Thanksgiving dinner is probably the biggest meal you will cook all year, and it’s no time to get sloppy with food safety. Whether it’s more food than your fridge can hold, or what to do with your leftovers, you need to have a plan. Planning will not only reduce your stress, it will make it easier for you and your guests who want to help.
You’re likely having turkey, and you’re facing the annual dilemma of to stuff or not to stuff… The main concern about stuffing the turkey is the need for the stuffing inside the turkey to reach a temperature of 165°. For that to happen it often means overcooking the turkey. This doesn’t have to happen, and you can stuff your turkey! There is a great article in Cooks Illustrated Magazine outlining the best and safest method to stuff a turkey using hot stuffing. I used this method and it was even easier than it sounds, and for me, stuffing is always better cooked in the turkey! Like most people my age, I was raised on stuffing cooked inside the turkey, and I don’t recall anyone getting sick, and yet it’s hard to ignore all the talk of potential illness.
If you’re brining your turkey, and these days it’s almost obligatory, you need to be careful to keep that turkey cold throughout the process, and once you dispose of the brine itself, to thoroughly sanitize your sink, where you are likely going to wash vegetables etc. To do this, you can use commercial sanitizer, or you can make your own by mixing a dilution of bleach in water of 1 teaspoon of bleach per quart of water. That bird is probably pretty big, and will require a lot of handling, and may not fit on a cutting board. You shouldn’t do anything else while you are preparing the raw turkey; this will minimize the chance of cross contamination, and then when you are done and the turkey is ready for the oven, sanitize all your counters, wash your hands very well, and then start on the rest of the cooking. If you are using a cooler to brine your turkey I recommend lining the cooler with a clean trash bag, or dedicating a cooler for just turkey brining.
After a delicious dinner, everyone is feeling full and relaxed, and all that food has been sitting around now for at least an hour, if not two. It’s time to get those leftovers into the fridge! Take a break between dinner and dessert, rally the troops and put all the leftovers into containers, and into the ridge. Cut any remaining turkey off the bones, remove any stuffing still inside and put it all away. With all the cooking you do on Thanksgiving Day, your kitchen is probably close to eighty degrees, and that is not a safe temperature for food to sit around. Bacterial growth reaches dangerous levels at temperatures between 40º and 140º, so your tropical kitchen is the right environment for that growth. Bacterial growth is exponential, which means it doubles hourly, and those hours begin shortly after you remove the food from the oven.
If you don’t have enough room in your fridge and you live where it’s cold out in late November (consistently below 40°) you can store your food outside. My mom lived in western Massachusetts and had a screened in porch and that’s where we would leave the leftovers, but if you’re not sure, don’t risk it! If you’re packing leftovers for departing guests to take home, try to get them (the leftovers, not the guests) cold before they leave, then pack them with ice, or in a thermal bag and make sure they store them in the (cold) trunk rather than in the warm car, especially if they have a long ride ahead of them.

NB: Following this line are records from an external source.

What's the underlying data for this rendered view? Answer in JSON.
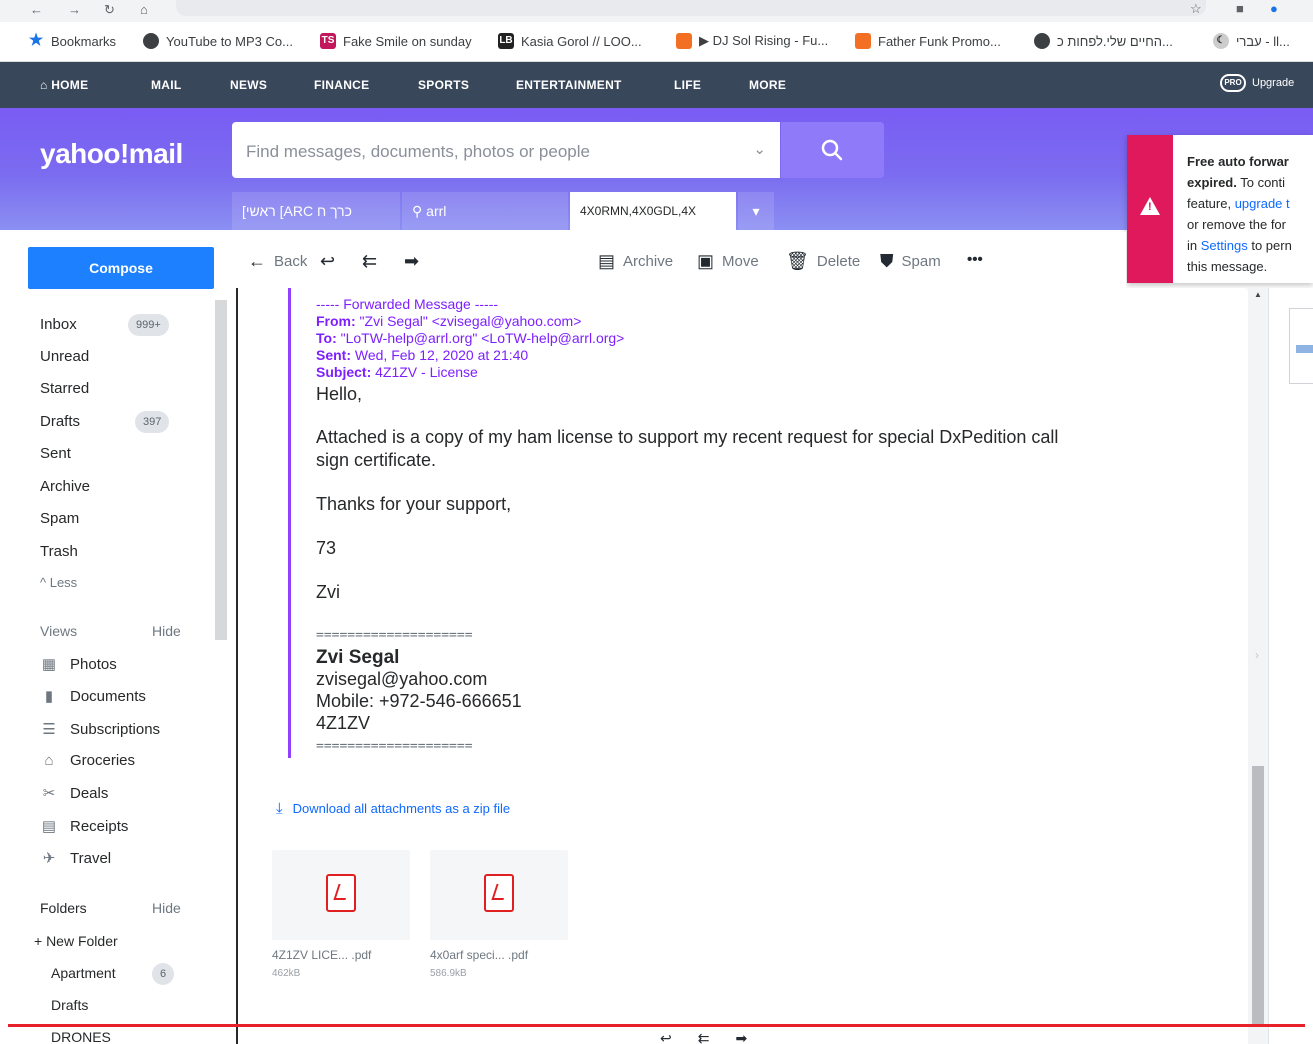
{
  "browser": {
    "bookmarks": [
      {
        "label": "Bookmarks",
        "icon": "star-icon"
      },
      {
        "label": "YouTube to MP3 Co...",
        "icon": "globe-icon"
      },
      {
        "label": "Fake Smile on sunday",
        "icon": "ts-icon"
      },
      {
        "label": "Kasia Gorol // LOO...",
        "icon": "lb-icon"
      },
      {
        "label": "▶ DJ Sol Rising - Fu...",
        "icon": "soundcloud-icon"
      },
      {
        "label": "Father Funk Promo...",
        "icon": "soundcloud-icon"
      },
      {
        "label": "החיים שלי.לפחות כ...",
        "icon": "globe-icon"
      },
      {
        "label": "עברי - ll...",
        "icon": "moon-icon"
      }
    ]
  },
  "topnav": {
    "items": [
      "HOME",
      "MAIL",
      "NEWS",
      "FINANCE",
      "SPORTS",
      "ENTERTAINMENT",
      "LIFE",
      "MORE"
    ],
    "upgrade": "Upgrade",
    "pro_badge": "PRO"
  },
  "header": {
    "logo": "yahoo!mail",
    "search_placeholder": "Find messages, documents, photos or people",
    "tabs": [
      "כרך ח ARC] ראשי]",
      "arrl",
      "4X0RMN,4X0GDL,4X",
      "▾"
    ]
  },
  "notice": {
    "line1": "Free auto forwar",
    "line2_bold": "expired.",
    "line2_rest": " To conti",
    "line3_a": "feature, ",
    "line3_link": "upgrade t",
    "line4": "or remove the for",
    "line5_a": "in ",
    "line5_link": "Settings",
    "line5_b": " to pern",
    "line6": "this message."
  },
  "toolbar": {
    "back": "Back",
    "archive": "Archive",
    "move": "Move",
    "delete": "Delete",
    "spam": "Spam",
    "more": "•••"
  },
  "sidebar": {
    "compose": "Compose",
    "folders": [
      {
        "label": "Inbox",
        "count": "999+"
      },
      {
        "label": "Unread",
        "count": ""
      },
      {
        "label": "Starred",
        "count": ""
      },
      {
        "label": "Drafts",
        "count": "397"
      },
      {
        "label": "Sent",
        "count": ""
      },
      {
        "label": "Archive",
        "count": ""
      },
      {
        "label": "Spam",
        "count": ""
      },
      {
        "label": "Trash",
        "count": ""
      }
    ],
    "less": "^ Less",
    "views_label": "Views",
    "views_hide": "Hide",
    "views": [
      "Photos",
      "Documents",
      "Subscriptions",
      "Groceries",
      "Deals",
      "Receipts",
      "Travel"
    ],
    "folders_label": "Folders",
    "folders_hide": "Hide",
    "new_folder": "+ New Folder",
    "custom_folders": [
      {
        "label": "Apartment",
        "count": "6"
      },
      {
        "label": "Drafts",
        "count": ""
      },
      {
        "label": "DRONES",
        "count": ""
      }
    ]
  },
  "message": {
    "fwd_header": "----- Forwarded Message -----",
    "from_label": "From:",
    "from_value": " \"Zvi Segal\" <zvisegal@yahoo.com>",
    "to_label": "To:",
    "to_value": " \"LoTW-help@arrl.org\" <LoTW-help@arrl.org>",
    "sent_label": "Sent:",
    "sent_value": " Wed, Feb 12, 2020 at 21:40",
    "subject_label": "Subject:",
    "subject_value": " 4Z1ZV - License",
    "greeting": "Hello,",
    "para1_line1": "Attached is a copy of my ham license to support my recent request for special DxPedition call",
    "para1_line2": "sign certificate.",
    "thanks": "Thanks for your support,",
    "seventy_three": "73",
    "name": "Zvi",
    "separator": "====================",
    "sig_name": "Zvi Segal",
    "sig_email": "zvisegal@yahoo.com",
    "sig_mobile": "Mobile: +972-546-666651",
    "sig_call": "4Z1ZV",
    "download_all": "Download all attachments as a zip file",
    "attachments": [
      {
        "name": "4Z1ZV LICE... .pdf",
        "size": "462kB"
      },
      {
        "name": "4x0arf speci... .pdf",
        "size": "586.9kB"
      }
    ]
  }
}
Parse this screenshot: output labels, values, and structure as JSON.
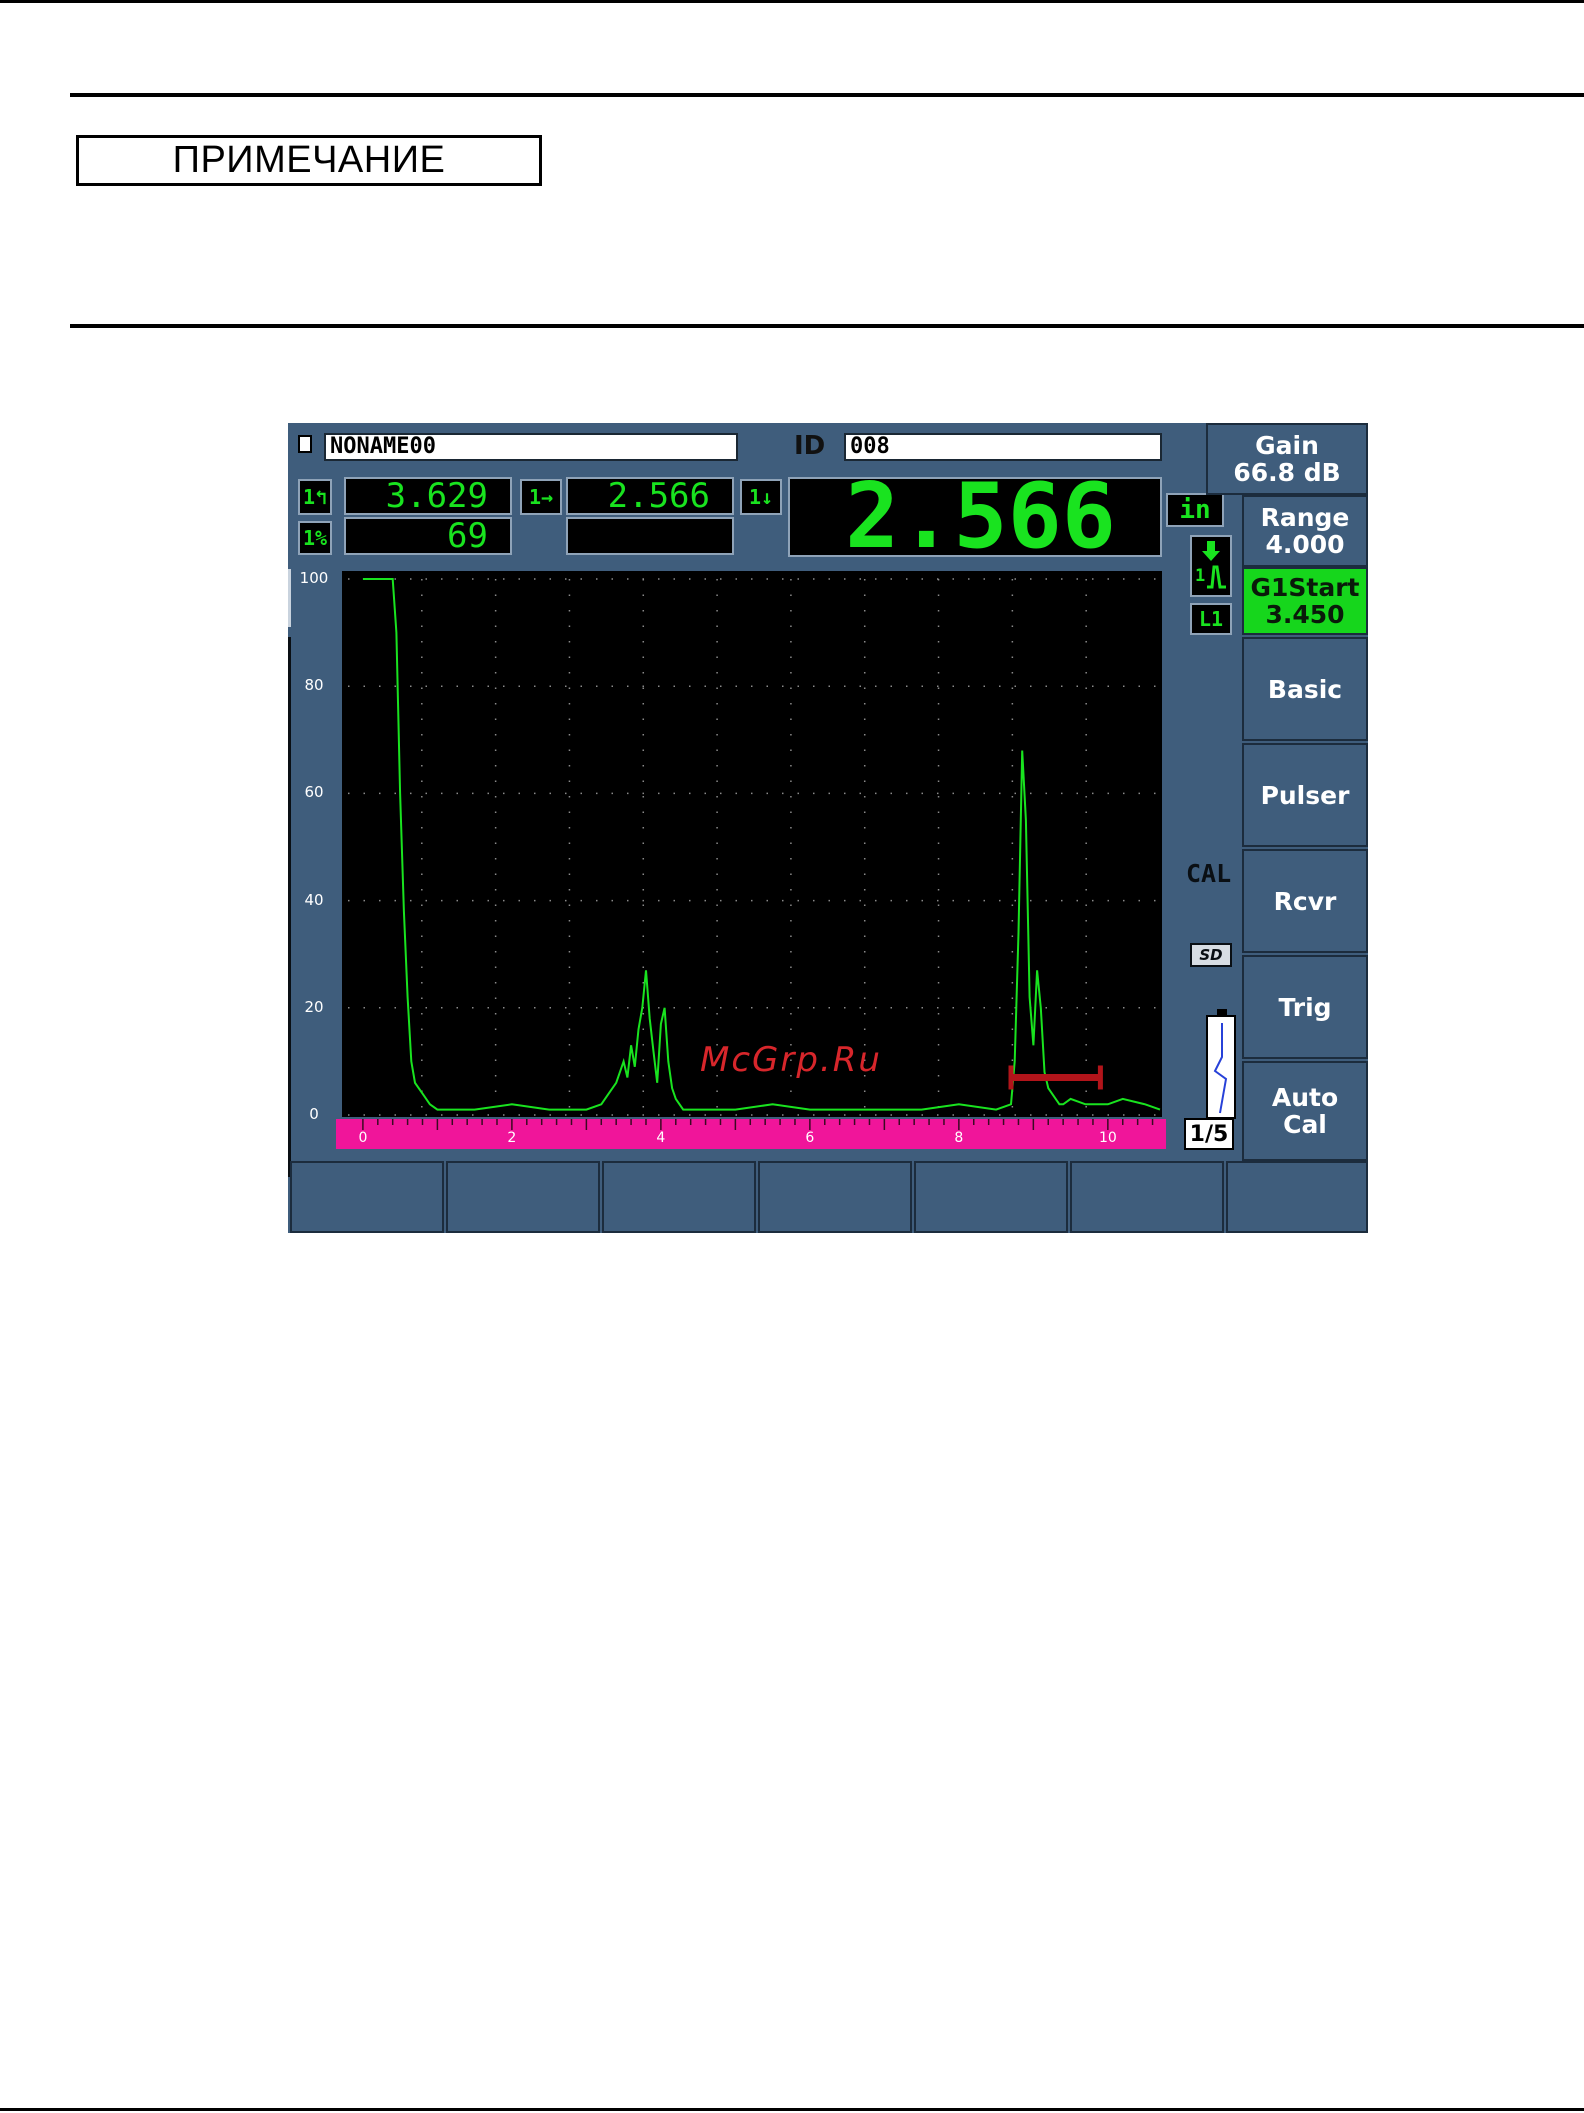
{
  "note": {
    "label": "ПРИМЕЧАНИЕ"
  },
  "screen": {
    "file_name": "NONAME00",
    "id_label": "ID",
    "id_value": "008",
    "readings": {
      "r1_icon": "1↰",
      "r1_value": "3.629",
      "r2_icon": "1%",
      "r2_value": "69",
      "r3_icon": "1→",
      "r3_value": "2.566",
      "r4_icon": "1↓",
      "big_value": "2.566",
      "unit": "in"
    },
    "status": {
      "cal": "CAL",
      "sd": "SD",
      "page": "1/5",
      "l1": "L1"
    },
    "side_buttons": [
      {
        "line1": "Gain",
        "line2": "66.8 dB"
      },
      {
        "line1": "Range",
        "line2": "4.000"
      },
      {
        "line1": "G1Start",
        "line2": "3.450"
      },
      {
        "line1": "Basic",
        "line2": ""
      },
      {
        "line1": "Pulser",
        "line2": ""
      },
      {
        "line1": "Rcvr",
        "line2": ""
      },
      {
        "line1": "Trig",
        "line2": ""
      },
      {
        "line1": "Auto",
        "line2": "Cal"
      }
    ],
    "colors": {
      "signal": "#19e31f",
      "ruler": "#f0159a",
      "gate": "#b2141a",
      "active_button": "#16d61c"
    }
  },
  "watermark": "McGrp.Ru",
  "chart_data": {
    "type": "line",
    "title": "",
    "xlabel": "",
    "ylabel": "",
    "xlim": [
      -0.2,
      10.7
    ],
    "ylim": [
      0,
      100
    ],
    "y_ticks": [
      "100",
      "80",
      "60",
      "40",
      "20",
      "0"
    ],
    "x_ticks": [
      "0",
      "2",
      "4",
      "6",
      "8",
      "10"
    ],
    "gate": {
      "start": 8.7,
      "end": 9.9,
      "level": 7
    },
    "series": [
      {
        "x": [
          0.0,
          0.05,
          0.1,
          0.2,
          0.3,
          0.35,
          0.4,
          0.45,
          0.5,
          0.55,
          0.6,
          0.65,
          0.7,
          0.8,
          0.9,
          1.0,
          1.2,
          1.5,
          2.0,
          2.5,
          3.0,
          3.2,
          3.3,
          3.4,
          3.5,
          3.55,
          3.6,
          3.65,
          3.7,
          3.75,
          3.8,
          3.85,
          3.9,
          3.95,
          4.0,
          4.05,
          4.1,
          4.15,
          4.2,
          4.3,
          4.5,
          5.0,
          5.5,
          6.0,
          6.5,
          7.0,
          7.5,
          8.0,
          8.5,
          8.7,
          8.75,
          8.8,
          8.85,
          8.9,
          8.95,
          9.0,
          9.05,
          9.1,
          9.15,
          9.2,
          9.25,
          9.3,
          9.35,
          9.4,
          9.5,
          9.7,
          10.0,
          10.2,
          10.5,
          10.7
        ],
        "y": [
          100,
          100,
          100,
          100,
          100,
          100,
          100,
          90,
          60,
          38,
          22,
          10,
          6,
          4,
          2,
          1,
          1,
          1,
          2,
          1,
          1,
          2,
          4,
          6,
          10,
          7,
          13,
          9,
          16,
          20,
          27,
          18,
          12,
          6,
          17,
          20,
          10,
          5,
          3,
          1,
          1,
          1,
          2,
          1,
          1,
          1,
          1,
          2,
          1,
          2,
          10,
          34,
          68,
          55,
          22,
          13,
          27,
          20,
          8,
          5,
          4,
          3,
          2,
          2,
          3,
          2,
          2,
          3,
          2,
          1
        ]
      }
    ]
  }
}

Once you’ve carved the meat off the turkey carcass don’t throw it out! It will be great for soup, either over the weekend, or sometime over the coming weeks. If you’re not planning on using it in the next two or three days, freeze it. There is no need to defrost it to make soup. Next week I’ll be offering some great Thanksgiving leftover ideas, including for soup.
For last minute tips check out these posts:
If you have any last minutes questions, please let me know and I’ll be happy to answer them by email.